While the making of the bomb is central to how Richland came to be, it is also at the heart of how today’s community was shaped. (The population is now roughly 60,000.) The Hanford project that enriched the plutonium was also critical during the Cold War era before ceasing production at the end of the 1980s. The site remains a major employer but is now focused on a huge decommission and decontamination effort.
Del Ballard, 92, a longtime Hanford worker who began at the site in 1951, said the employees had a lot of patriotic pride about their technological accomplishments and role in supporting national security. And as the U.S. government moved to decommission the Hanford buildings, Mr. Ballard helped lead efforts to preserve the reactor that produced the Nagasaki plutonium. Today, people can tour the reactor site.
“It was so important to the nation and the world’s history,” he said. “It was the start of the nuclear age and it was the end of World War II.”
In 1945, as the war was concluding, students at the local high school changed their name from the Beavers to the Bombers. Later, the mushroom cloud logo arrived, with many recent classes proudly adding versions of the logo around campus, even as some students challenged whether the symbol was appropriate.
Parjot Pawar, who recently graduated as Richland High’s salutatorian, said she had never liked the mushroom cloud logo or the “proud of the cloud” phrase. Last year, she said the school’s Diversity, Equity and Inclusion Committee held a meeting with the school’s principal, pressing to replace the school’s logo. But many people remained proud of the symbol and its representation of the city’s heritage.
“However, I have noticed that as the years go by and discussions on monuments and statues become more popular, there is more and more support for a change in this school’s image,” Ms. Pawar said.
Ms. Fletcher said she had first had a jarring encounter with Richland’s pride when she arrived in town and went to the high school to audition for a job with the local symphony, which was founded in 1945, largely by Hanford workers. The school’s “Bombers” name was emblazoned on a building.
At the recent “Lights for Peace” program commemorating the anniversary, Ms. Fletcher’s choir group, the Mid-Columbia Mastersingers, performed a Japanese children’s song. Then an event organizer with the National Park Service invited people to ring a bell and walk a path lined by illuminated paper bags that featured messages of peace and remembrance.
As people circled the park and rang the bell, Ms. Fletcher said in an interview that the community in many ways had been disconnected from another side of this history: the bomb’s impact. But as the nation has had more conversations in recent years about how to view its past, she has found people in Richland also more willing to hear her family’s story, more willing to hear why the city’s atomic-themed emblems prompt her to think about death and suffering.
She also learned that some of the students in her youth symphony had been advocating change at the high school.

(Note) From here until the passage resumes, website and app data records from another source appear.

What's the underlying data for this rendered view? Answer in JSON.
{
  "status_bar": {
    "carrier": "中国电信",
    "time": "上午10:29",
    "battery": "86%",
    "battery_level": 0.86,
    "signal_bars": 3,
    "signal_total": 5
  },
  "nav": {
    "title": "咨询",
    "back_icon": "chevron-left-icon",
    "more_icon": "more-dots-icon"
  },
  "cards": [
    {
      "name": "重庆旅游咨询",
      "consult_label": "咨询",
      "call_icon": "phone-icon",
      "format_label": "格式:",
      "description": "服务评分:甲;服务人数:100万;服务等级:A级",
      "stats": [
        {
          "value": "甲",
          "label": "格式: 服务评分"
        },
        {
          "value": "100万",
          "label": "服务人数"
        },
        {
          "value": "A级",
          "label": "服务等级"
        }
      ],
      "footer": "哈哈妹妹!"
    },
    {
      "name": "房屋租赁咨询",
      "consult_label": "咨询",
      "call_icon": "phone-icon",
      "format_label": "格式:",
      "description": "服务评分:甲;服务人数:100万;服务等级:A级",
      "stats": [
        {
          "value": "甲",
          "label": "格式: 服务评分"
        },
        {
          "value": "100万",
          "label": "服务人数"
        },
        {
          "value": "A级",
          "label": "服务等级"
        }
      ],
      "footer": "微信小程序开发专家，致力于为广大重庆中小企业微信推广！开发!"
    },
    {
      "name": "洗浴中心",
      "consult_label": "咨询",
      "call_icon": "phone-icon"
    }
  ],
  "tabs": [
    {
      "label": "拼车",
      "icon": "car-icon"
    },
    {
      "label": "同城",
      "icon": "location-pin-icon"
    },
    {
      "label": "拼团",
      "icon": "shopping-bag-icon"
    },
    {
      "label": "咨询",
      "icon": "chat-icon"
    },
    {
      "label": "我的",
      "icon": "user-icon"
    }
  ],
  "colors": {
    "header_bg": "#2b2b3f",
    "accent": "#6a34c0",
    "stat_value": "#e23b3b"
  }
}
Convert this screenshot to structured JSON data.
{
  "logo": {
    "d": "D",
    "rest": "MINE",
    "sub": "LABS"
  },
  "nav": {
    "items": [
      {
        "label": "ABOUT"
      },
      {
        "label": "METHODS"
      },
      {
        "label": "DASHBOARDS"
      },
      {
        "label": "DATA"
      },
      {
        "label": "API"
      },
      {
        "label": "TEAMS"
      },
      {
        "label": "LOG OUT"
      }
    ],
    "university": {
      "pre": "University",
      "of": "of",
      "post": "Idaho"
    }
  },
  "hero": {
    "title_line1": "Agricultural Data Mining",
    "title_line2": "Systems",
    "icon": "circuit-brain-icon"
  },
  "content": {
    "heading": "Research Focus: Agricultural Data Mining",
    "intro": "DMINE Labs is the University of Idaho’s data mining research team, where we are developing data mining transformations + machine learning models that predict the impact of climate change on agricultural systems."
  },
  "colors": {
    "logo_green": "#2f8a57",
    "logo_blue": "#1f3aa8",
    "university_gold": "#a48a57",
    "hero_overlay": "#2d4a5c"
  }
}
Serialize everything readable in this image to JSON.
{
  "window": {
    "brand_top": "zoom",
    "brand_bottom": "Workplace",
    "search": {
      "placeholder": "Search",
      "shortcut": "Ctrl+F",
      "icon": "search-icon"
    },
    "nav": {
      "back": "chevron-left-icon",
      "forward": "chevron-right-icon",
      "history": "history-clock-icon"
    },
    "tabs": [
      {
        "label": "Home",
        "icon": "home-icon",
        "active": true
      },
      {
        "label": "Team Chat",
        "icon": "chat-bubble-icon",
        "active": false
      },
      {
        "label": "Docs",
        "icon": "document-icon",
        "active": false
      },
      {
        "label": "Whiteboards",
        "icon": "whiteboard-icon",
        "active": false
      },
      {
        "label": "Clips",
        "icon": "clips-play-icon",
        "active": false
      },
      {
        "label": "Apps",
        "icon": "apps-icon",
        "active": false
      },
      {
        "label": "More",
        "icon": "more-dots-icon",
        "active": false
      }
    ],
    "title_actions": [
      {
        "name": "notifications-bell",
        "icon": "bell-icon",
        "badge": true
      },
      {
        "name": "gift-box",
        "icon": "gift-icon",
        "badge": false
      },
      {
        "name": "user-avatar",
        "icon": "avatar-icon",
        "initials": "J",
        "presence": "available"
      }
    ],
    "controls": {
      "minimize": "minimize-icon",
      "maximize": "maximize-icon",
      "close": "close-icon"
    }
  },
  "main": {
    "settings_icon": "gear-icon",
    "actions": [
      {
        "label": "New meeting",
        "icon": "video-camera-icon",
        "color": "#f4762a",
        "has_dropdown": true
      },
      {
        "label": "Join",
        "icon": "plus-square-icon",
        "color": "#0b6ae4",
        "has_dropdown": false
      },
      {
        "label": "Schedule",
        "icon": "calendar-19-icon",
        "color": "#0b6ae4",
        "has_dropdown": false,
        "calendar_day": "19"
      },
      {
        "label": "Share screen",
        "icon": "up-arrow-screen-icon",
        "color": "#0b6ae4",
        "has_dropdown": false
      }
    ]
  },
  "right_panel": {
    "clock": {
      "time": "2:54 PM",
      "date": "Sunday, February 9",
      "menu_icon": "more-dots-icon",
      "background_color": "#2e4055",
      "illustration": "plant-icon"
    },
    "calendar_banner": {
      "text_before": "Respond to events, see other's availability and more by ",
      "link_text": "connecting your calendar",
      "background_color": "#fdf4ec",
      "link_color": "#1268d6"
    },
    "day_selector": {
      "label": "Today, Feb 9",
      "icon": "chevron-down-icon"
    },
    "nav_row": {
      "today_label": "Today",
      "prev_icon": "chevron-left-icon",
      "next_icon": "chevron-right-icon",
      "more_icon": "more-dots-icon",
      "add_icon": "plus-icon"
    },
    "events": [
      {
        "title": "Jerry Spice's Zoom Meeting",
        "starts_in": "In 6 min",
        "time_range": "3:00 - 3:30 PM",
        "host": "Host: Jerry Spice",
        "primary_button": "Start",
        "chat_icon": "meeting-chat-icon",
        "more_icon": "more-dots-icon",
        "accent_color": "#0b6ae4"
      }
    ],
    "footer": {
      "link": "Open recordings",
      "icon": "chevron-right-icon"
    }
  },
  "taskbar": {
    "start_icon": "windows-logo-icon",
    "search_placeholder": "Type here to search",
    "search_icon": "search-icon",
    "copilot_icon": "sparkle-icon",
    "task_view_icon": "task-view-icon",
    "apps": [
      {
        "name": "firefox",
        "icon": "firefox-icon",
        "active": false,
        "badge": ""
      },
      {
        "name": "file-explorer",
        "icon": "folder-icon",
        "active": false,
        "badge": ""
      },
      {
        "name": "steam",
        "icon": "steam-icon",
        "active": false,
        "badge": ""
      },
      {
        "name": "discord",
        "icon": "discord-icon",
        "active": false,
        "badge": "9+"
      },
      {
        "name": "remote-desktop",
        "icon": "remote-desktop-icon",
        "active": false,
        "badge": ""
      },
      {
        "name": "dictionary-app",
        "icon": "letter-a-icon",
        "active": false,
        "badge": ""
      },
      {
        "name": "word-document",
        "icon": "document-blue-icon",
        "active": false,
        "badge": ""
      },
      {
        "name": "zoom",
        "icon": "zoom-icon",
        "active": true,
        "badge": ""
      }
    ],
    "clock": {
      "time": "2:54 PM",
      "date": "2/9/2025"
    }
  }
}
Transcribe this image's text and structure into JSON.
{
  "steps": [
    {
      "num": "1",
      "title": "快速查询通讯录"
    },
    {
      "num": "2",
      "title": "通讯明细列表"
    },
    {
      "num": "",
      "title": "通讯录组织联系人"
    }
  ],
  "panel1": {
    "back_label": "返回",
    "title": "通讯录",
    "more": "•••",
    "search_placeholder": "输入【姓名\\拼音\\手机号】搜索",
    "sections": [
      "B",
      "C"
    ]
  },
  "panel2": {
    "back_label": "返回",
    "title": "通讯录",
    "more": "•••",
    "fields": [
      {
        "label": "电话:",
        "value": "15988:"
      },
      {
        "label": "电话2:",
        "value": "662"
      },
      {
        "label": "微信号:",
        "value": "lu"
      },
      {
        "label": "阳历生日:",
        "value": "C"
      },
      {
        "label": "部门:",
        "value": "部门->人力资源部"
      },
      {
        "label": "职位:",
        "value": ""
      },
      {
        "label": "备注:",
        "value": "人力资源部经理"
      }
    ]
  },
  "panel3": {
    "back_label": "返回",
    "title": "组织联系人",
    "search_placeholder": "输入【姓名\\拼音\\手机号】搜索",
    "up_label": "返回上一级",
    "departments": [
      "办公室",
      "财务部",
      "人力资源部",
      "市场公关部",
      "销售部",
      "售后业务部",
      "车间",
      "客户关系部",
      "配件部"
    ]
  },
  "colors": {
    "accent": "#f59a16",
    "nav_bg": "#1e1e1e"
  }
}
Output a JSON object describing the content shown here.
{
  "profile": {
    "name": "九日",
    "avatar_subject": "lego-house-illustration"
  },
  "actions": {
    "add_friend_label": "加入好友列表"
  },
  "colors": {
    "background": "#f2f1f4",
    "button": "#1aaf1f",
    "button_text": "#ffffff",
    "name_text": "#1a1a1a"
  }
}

“I think this is just the beginning of the process,” she said. “There is quite a ways to go. It’s such a big part of this community and has been for so long. I think there are many more conversations yet to be had.”